Exercise description –
From the records, return each line that has the word "icon" in it.

[Stored items from a collection]
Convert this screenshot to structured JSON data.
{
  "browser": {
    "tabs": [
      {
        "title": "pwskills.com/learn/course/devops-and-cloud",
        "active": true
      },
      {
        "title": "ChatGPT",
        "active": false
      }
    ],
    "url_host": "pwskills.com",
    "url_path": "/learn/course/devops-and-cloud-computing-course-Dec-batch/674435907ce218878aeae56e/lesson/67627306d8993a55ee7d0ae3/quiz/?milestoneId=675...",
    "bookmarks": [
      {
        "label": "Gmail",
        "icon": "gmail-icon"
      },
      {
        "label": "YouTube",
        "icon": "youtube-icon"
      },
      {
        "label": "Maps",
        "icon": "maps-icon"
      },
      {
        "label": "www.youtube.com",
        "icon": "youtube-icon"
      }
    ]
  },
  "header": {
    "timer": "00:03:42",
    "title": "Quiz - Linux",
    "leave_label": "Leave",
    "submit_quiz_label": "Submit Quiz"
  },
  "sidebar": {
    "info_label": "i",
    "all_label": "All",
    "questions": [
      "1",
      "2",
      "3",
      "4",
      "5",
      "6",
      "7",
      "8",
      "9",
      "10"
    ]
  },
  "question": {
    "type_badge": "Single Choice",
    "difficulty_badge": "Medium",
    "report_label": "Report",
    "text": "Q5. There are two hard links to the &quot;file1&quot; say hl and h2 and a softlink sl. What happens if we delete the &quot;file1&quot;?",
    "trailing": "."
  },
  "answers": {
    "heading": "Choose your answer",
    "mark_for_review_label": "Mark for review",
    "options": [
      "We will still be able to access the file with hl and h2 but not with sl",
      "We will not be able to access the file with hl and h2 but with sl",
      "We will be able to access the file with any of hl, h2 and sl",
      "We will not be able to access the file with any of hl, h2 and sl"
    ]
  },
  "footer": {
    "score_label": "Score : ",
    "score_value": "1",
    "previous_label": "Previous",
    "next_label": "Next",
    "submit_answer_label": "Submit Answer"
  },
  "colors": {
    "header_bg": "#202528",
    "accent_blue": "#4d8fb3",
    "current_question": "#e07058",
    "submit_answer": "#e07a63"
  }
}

Task response –
        "icon": "gmail-icon"
        "icon": "youtube-icon"
        "icon": "maps-icon"
        "icon": "youtube-icon"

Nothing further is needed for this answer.